In the spring of 1979, Dennis Weidemann was a typical Iowa State student, attending classes (most of them) and working at Happy Joe's pizza parlor. By the end of that summer, he and three friends had left that world far behind, paddling two old canoes from the tranquil farms of Minnesota to the polar bears of Hudson Bay.
That 1,400-mile voyage of reckless youth has been chronicled in Wiedemann's new book, "This Water Goes North." From the bow seat, Weidemann weaves a
richly diverse tale of treacherous rapids, humorous escapades, desolation, bootleggers, polar bears, and the indomitable spirit of youth.
With leaky tents, little backcountry experience, and no TV cameras or big-time sponsors, the unlikely explorers embarked on a two-and-a-half month adventure that every kid dreams of, but few take.
During the first three weeks, the foursome traversed the winding Red River, camping at farms along the way. Leaving civilization behind, they braved Lake Winnipeg, a frigid 300-mile beast with a bad temper. After another 400 miles of untamed backcountry, they reached the remote post at York Factory, just 120 miles from Churchill, white bear capital of the world.
Whether surviving rushing rivers and battling sudden storms on a dangerously cold lake, or playing hockey-basketball and drinking whiskey with Mounties, these young explorers share a dream that still lives, and will surely inspire others.
Remsen. As a young boy, Hank was fishing on a lake in west-central
Minnesota with his dad, Herbert, who asked a seemingly harmless question, "Do
you know where this water goes?" Hank answered, as most Iowans would,
"To the Gulf of Mexico." His father replied, "Nope. This water goes
north, to Hudson Bay." That's the day Hank's dream was born.
Dennis Weidemann first met Hank at Happy Joe's Pizza Parlor in Ames, where he was the young manager and Weidemann was then a sophomore at Iowa State. During a slow night in the kitchen, Hank mentioned his plan to take a canoe north up the river all the way to Hudson Bay, Canada.
"Everyone thought he was nuts," says Weidemann today, "(but) I thought spending all summer in a canoe beat the heck out of working."
With that, four intrepid explorers -- three Remsen Union alumni (Hank Kohler, Rich Wiebke and Hank's brother Keith) and Wiedemann, who grew up in La Porte City, a small town near Waterloo, set off on their memorable journey north.
"Growing up in Iowa," says Wiedemann, "none of us had backcountry experience. The only equipment we owned was standard weekender stuff -department store tents, summer weight sleeping bags, ordinary tennis shoes and clothes that a college kid might own. No GPS, Gortex, or Thermo socks. Hank's

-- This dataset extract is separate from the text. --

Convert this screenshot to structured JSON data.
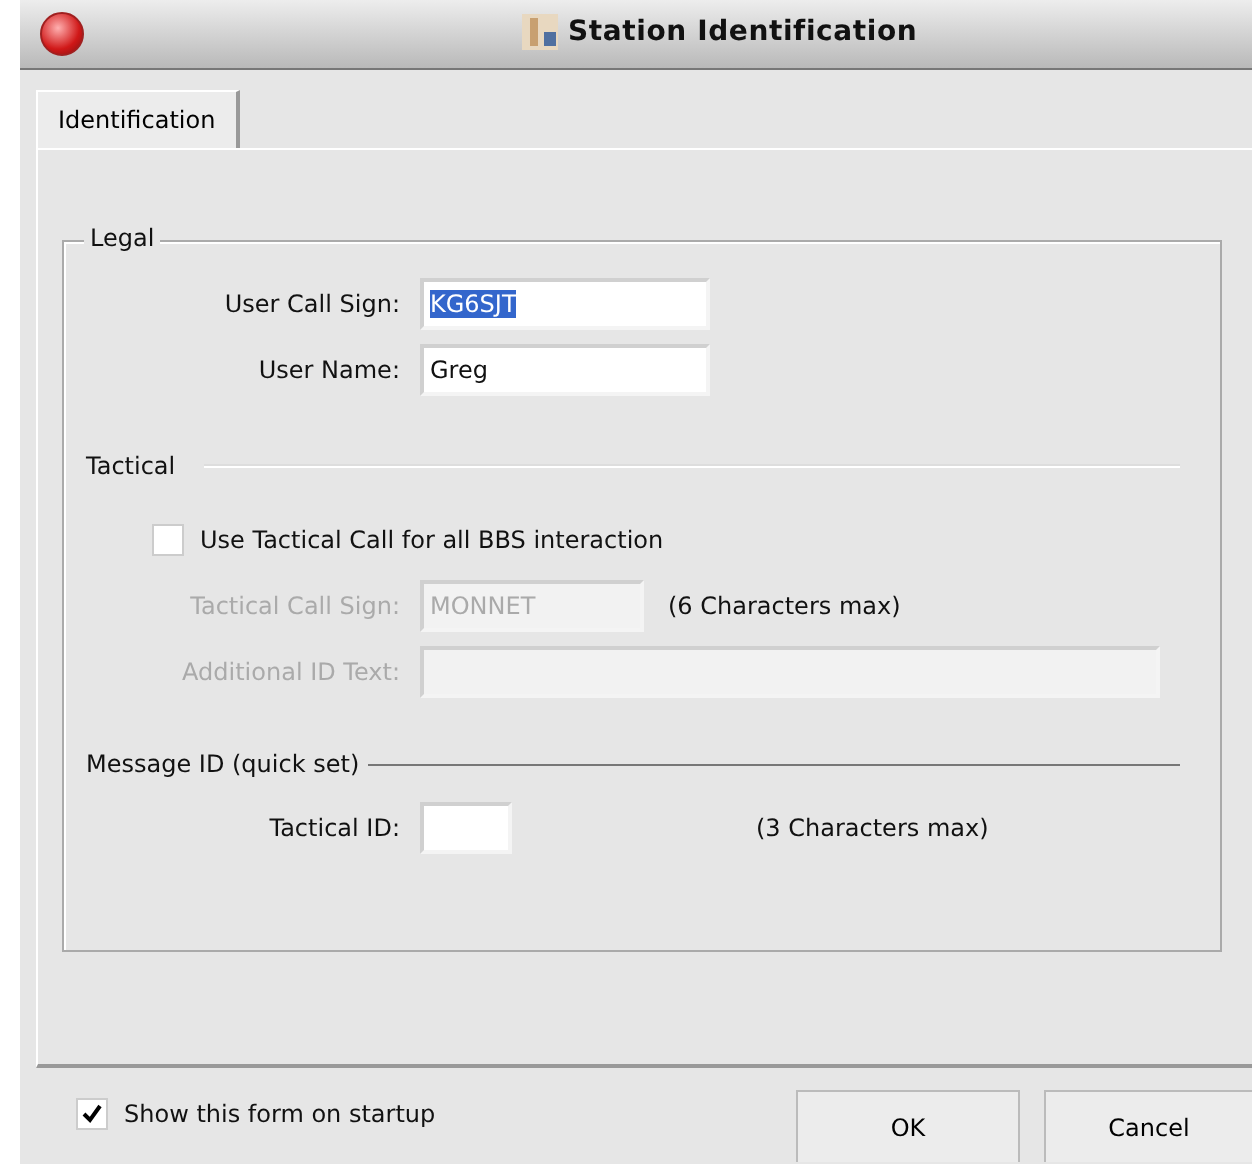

battered old canoe was purchased at a garage sale, still painted with
stars from a 1976 bicentennial parade. After piling our equipment in Hank's garage one Sunday afternoon," he continues, "we came to a crossroads - we could either procure sponsors or head out on our own and hope for the best.
We opted for the Kmart version of exploration."

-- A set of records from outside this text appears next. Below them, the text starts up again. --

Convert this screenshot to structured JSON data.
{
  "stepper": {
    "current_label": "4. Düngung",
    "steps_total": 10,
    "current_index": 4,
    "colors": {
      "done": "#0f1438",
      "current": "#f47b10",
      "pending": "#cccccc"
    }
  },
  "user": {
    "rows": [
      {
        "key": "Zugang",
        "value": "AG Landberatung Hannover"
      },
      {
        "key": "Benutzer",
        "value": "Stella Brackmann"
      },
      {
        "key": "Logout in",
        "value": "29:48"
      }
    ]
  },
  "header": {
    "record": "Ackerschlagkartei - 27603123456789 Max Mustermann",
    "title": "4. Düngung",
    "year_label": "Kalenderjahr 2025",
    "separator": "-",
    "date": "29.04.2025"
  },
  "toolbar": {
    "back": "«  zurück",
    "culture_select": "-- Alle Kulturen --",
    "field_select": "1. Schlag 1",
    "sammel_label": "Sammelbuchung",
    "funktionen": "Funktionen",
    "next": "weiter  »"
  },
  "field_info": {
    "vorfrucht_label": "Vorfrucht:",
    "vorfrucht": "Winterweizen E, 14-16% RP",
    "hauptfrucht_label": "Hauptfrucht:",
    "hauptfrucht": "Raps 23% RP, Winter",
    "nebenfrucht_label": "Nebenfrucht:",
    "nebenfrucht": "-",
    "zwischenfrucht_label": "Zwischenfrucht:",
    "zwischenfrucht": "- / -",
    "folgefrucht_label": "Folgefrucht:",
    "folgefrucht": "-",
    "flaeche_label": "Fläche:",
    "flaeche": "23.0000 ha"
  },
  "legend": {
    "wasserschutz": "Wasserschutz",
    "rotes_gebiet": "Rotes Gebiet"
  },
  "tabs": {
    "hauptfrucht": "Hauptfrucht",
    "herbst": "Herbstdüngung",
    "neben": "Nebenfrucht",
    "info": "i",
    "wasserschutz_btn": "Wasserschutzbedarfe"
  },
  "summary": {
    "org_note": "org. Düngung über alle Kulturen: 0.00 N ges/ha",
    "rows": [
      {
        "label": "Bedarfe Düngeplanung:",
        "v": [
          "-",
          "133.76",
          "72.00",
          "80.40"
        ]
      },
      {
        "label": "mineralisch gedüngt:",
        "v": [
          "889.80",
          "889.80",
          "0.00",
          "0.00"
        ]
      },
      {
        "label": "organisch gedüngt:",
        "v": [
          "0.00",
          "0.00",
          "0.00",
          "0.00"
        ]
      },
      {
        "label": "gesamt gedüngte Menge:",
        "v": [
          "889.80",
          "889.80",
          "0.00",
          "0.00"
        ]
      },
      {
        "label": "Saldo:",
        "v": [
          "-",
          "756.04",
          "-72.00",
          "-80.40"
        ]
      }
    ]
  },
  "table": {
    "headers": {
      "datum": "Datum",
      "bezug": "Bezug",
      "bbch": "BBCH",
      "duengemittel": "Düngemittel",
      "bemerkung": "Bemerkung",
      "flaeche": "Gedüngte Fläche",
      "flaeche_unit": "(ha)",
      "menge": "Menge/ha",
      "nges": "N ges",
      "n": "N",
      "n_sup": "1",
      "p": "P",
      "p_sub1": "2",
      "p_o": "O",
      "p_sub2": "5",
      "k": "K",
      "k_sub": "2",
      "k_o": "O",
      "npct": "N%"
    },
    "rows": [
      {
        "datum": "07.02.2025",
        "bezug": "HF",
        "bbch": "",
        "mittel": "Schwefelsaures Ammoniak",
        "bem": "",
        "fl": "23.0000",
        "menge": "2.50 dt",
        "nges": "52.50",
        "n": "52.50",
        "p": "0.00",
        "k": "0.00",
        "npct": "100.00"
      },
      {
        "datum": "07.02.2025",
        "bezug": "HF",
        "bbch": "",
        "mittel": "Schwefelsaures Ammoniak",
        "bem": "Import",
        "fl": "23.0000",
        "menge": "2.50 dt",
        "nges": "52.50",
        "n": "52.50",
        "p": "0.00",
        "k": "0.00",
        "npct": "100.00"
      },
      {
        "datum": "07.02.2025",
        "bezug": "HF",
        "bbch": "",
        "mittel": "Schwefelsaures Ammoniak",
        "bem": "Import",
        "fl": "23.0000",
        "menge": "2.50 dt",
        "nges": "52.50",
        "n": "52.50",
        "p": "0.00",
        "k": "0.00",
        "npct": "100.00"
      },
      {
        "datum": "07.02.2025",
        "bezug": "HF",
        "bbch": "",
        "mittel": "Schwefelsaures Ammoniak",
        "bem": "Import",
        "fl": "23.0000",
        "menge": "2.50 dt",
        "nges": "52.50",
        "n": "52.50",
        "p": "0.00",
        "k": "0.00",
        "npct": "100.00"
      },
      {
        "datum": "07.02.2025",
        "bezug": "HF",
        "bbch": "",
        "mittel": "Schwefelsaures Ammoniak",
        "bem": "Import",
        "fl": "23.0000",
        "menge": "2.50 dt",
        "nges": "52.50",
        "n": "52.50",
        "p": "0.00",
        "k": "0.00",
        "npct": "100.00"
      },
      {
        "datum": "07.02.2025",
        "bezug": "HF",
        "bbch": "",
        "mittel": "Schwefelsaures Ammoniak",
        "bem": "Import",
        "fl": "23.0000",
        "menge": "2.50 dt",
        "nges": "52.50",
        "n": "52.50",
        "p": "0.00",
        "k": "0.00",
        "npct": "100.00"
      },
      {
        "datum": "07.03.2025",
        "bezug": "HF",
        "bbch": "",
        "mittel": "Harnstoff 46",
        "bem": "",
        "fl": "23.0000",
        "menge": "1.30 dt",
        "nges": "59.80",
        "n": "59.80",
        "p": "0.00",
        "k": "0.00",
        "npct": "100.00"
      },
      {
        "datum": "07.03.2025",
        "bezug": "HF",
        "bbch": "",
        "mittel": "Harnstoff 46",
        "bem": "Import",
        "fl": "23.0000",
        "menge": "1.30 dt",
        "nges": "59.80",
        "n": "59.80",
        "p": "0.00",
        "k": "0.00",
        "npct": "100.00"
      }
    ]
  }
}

"My decision might have been different on those nights we froze because we couldn't afford good sleeping bags, but now that I am warm again, it seems right."
Hank and Keith's sister, Mary Brinkman, lives in Aurelia, having recently retired from her teaching career in that school district. She is very close to her brothers and also very proud of them. Mary thinks that the trip affected her brothers in a very positive way, helping them to become the people they are today. "A person can't have experiences like that without being changed," she wrote to Wiedemann recently.
According to Mary, their father Herbert played a big part in promoting the adventurous spirit exhibited by Hank and Keith in 1979. She says their dad was always taking the Kohler kids fishing and exploring, and always encouraged them to bring friends along on the outings.
Fast forwarding to 2008, Hank and Keith Kohler both live in Ames, where Hank now owns and operates the Happy Joe's Pizza Restaurant where he and Weidemann met. The 6'9" Keith Kohler, who played basketball at Morningside College in the late 1970s, works for the Soil Tilth Laboratory at Iowa State Univesrity. Their fellow R-U alum and canoe adventurer Rich Wiebke now lives in Salt Lake City.
Author Wiedemann now lives in Madison, Wisconsin, but he will be in Cherokee this Thursday, Oct. 30, from 5:30 -- 7:30 p.m., and the public is invited to come meet him at The Book Vine, located at 204 West Main Street, to hear more about his trip of a lifetime and perhaps purchase a signed copy of "This Water Goes North," if you're so inclined.